→ Exercise instructions:
In full and exactly, reproduce the entries below, but omit the pictures.

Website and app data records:
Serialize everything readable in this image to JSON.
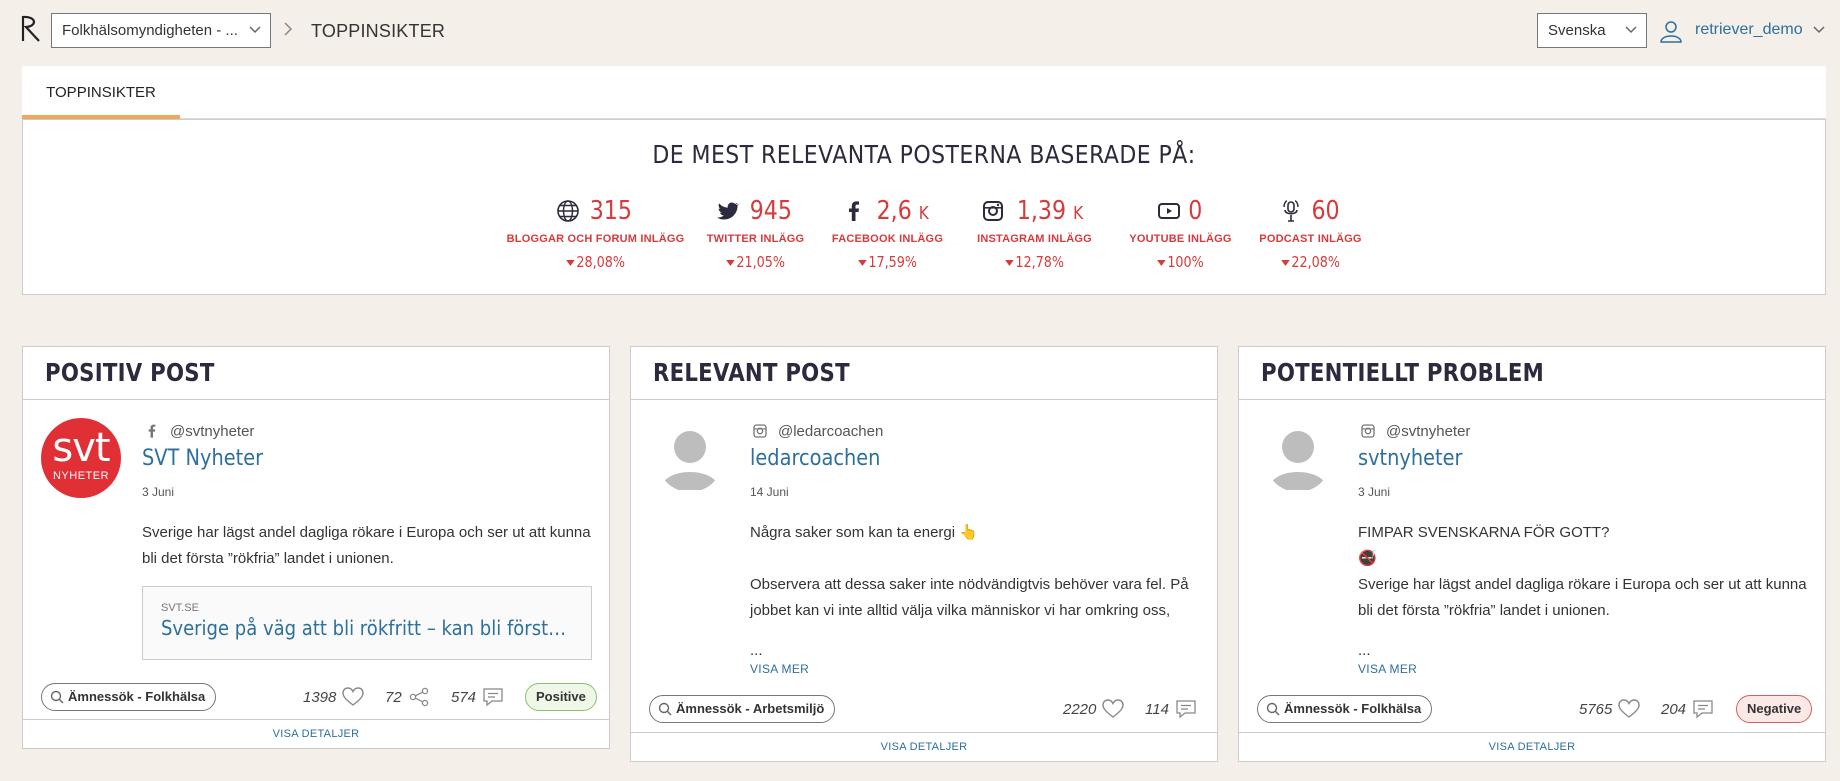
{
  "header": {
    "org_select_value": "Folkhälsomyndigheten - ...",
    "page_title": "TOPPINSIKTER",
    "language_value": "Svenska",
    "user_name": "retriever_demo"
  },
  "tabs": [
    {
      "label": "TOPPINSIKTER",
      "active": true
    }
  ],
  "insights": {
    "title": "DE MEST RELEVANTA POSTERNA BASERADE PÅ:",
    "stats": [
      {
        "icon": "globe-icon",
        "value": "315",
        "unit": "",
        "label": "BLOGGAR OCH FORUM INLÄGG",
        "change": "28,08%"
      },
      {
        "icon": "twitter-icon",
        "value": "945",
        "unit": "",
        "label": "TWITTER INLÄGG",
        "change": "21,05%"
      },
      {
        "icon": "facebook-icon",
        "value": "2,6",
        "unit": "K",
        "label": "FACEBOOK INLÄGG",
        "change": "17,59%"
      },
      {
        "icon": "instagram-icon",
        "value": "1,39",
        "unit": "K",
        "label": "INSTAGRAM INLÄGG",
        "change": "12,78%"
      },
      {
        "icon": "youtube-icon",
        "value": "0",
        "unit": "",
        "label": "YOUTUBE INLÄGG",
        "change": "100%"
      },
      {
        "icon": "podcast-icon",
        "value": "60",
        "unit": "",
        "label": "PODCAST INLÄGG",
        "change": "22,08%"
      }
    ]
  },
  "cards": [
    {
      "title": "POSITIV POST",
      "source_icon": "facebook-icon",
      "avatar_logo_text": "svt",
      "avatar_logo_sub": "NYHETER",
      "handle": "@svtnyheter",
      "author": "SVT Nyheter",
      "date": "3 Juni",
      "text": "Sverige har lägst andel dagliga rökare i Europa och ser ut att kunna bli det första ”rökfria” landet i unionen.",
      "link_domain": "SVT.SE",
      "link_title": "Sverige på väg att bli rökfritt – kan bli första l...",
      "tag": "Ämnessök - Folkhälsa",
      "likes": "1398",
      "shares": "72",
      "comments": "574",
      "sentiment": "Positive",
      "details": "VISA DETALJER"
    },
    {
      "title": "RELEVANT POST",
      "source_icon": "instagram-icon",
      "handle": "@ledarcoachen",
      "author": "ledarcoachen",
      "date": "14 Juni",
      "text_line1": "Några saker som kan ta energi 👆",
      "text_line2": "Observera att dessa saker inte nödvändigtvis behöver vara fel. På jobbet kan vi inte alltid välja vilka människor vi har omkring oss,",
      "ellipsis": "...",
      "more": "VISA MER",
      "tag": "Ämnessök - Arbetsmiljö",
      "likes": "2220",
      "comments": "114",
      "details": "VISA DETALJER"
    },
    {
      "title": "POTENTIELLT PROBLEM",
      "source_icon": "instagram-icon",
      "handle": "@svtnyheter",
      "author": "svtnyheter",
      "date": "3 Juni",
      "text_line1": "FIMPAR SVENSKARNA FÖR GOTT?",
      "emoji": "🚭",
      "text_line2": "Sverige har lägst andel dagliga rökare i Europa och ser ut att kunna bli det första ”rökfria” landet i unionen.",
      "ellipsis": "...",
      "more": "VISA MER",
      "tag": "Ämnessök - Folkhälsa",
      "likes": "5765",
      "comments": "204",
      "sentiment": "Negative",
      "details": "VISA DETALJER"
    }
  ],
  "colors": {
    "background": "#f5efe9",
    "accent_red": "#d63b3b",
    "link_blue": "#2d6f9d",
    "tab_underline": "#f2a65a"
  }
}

→ Reply to the task:
Serialize everything readable in this image to JSON.
{
  "header": {
    "org_select_value": "Folkhälsomyndigheten - ...",
    "page_title": "TOPPINSIKTER",
    "language_value": "Svenska",
    "user_name": "retriever_demo"
  },
  "tabs": [
    {
      "label": "TOPPINSIKTER",
      "active": true
    }
  ],
  "insights": {
    "title": "DE MEST RELEVANTA POSTERNA BASERADE PÅ:",
    "stats": [
      {
        "icon": "globe-icon",
        "value": "315",
        "unit": "",
        "label": "BLOGGAR OCH FORUM INLÄGG",
        "change": "28,08%"
      },
      {
        "icon": "twitter-icon",
        "value": "945",
        "unit": "",
        "label": "TWITTER INLÄGG",
        "change": "21,05%"
      },
      {
        "icon": "facebook-icon",
        "value": "2,6",
        "unit": "K",
        "label": "FACEBOOK INLÄGG",
        "change": "17,59%"
      },
      {
        "icon": "instagram-icon",
        "value": "1,39",
        "unit": "K",
        "label": "INSTAGRAM INLÄGG",
        "change": "12,78%"
      },
      {
        "icon": "youtube-icon",
        "value": "0",
        "unit": "",
        "label": "YOUTUBE INLÄGG",
        "change": "100%"
      },
      {
        "icon": "podcast-icon",
        "value": "60",
        "unit": "",
        "label": "PODCAST INLÄGG",
        "change": "22,08%"
      }
    ]
  },
  "cards": [
    {
      "title": "POSITIV POST",
      "source_icon": "facebook-icon",
      "avatar_logo_text": "svt",
      "avatar_logo_sub": "NYHETER",
      "handle": "@svtnyheter",
      "author": "SVT Nyheter",
      "date": "3 Juni",
      "text": "Sverige har lägst andel dagliga rökare i Europa och ser ut att kunna bli det första ”rökfria” landet i unionen.",
      "link_domain": "SVT.SE",
      "link_title": "Sverige på väg att bli rökfritt – kan bli första l...",
      "tag": "Ämnessök - Folkhälsa",
      "likes": "1398",
      "shares": "72",
      "comments": "574",
      "sentiment": "Positive",
      "details": "VISA DETALJER"
    },
    {
      "title": "RELEVANT POST",
      "source_icon": "instagram-icon",
      "handle": "@ledarcoachen",
      "author": "ledarcoachen",
      "date": "14 Juni",
      "text_line1": "Några saker som kan ta energi 👆",
      "text_line2": "Observera att dessa saker inte nödvändigtvis behöver vara fel. På jobbet kan vi inte alltid välja vilka människor vi har omkring oss,",
      "ellipsis": "...",
      "more": "VISA MER",
      "tag": "Ämnessök - Arbetsmiljö",
      "likes": "2220",
      "comments": "114",
      "details": "VISA DETALJER"
    },
    {
      "title": "POTENTIELLT PROBLEM",
      "source_icon": "instagram-icon",
      "handle": "@svtnyheter",
      "author": "svtnyheter",
      "date": "3 Juni",
      "text_line1": "FIMPAR SVENSKARNA FÖR GOTT?",
      "emoji": "🚭",
      "text_line2": "Sverige har lägst andel dagliga rökare i Europa och ser ut att kunna bli det första ”rökfria” landet i unionen.",
      "ellipsis": "...",
      "more": "VISA MER",
      "tag": "Ämnessök - Folkhälsa",
      "likes": "5765",
      "comments": "204",
      "sentiment": "Negative",
      "details": "VISA DETALJER"
    }
  ],
  "colors": {
    "background": "#f5efe9",
    "accent_red": "#d63b3b",
    "link_blue": "#2d6f9d",
    "tab_underline": "#f2a65a"
  }
}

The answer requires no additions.